Students in enabling programs bring a richness and diversity to universities. This diversity is important both to the vitality of the institutions, and the social equity outcomes that enabling programs hope to foster. Yet, in crossing the bridge between pre-university and university entry, these students are often confronted by multiple challenges. Within the literature, concerns such as mental health difficulties, complex family issues and being first in the family to attend university have been shown to impact on students’ ability to succeed academically, develop a sense of belonging in the university community and negotiate personal hurdles. While many universities provide clear pathways to counselling, and this is of great value, it is but one element in a more comprehensive model of support for the wellbeing of students in enabling programs. This paper will present the key features of four models of supporting enabling students’ wellbeing that have been developed at four institutions. The participating universities are the University of Tasmania, Murdoch University, The University of Newcastle, and the University of the Sunshine Coast. The models are unique, and also share commonalities, in terms of whether the support is embedded, centrally-located, proactive, informal or holistic.
2016 Foundation & Bridging Educators New Zealand (FABENZ): Accessibility, Flexibility and Equity, Auckland, New Zealand 1-2 December 2016

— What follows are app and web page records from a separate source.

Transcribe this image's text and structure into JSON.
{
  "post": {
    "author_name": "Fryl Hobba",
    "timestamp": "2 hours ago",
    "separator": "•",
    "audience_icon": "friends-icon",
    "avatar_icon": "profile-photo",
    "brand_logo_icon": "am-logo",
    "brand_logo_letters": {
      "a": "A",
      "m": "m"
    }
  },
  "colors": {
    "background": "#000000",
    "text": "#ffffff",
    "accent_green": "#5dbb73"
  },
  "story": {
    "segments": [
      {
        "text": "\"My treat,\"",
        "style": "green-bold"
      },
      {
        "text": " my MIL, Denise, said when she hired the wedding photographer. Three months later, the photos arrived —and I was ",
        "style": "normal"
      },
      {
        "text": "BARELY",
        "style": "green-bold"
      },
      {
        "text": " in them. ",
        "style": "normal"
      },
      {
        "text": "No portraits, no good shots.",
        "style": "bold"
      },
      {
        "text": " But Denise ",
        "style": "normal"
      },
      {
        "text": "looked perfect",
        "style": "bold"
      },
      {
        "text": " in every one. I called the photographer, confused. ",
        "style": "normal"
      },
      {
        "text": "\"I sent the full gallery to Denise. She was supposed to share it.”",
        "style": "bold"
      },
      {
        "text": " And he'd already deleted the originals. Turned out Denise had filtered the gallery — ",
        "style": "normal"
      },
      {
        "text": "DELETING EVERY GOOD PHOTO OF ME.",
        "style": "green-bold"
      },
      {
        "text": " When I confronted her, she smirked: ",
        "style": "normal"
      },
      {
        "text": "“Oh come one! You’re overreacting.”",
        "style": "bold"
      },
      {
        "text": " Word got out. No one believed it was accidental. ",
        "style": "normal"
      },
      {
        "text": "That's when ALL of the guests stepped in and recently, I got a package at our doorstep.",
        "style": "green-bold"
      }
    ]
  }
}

Proceedings of the 2016 Foundation and Bridging Educators New Zealand / pp.1-18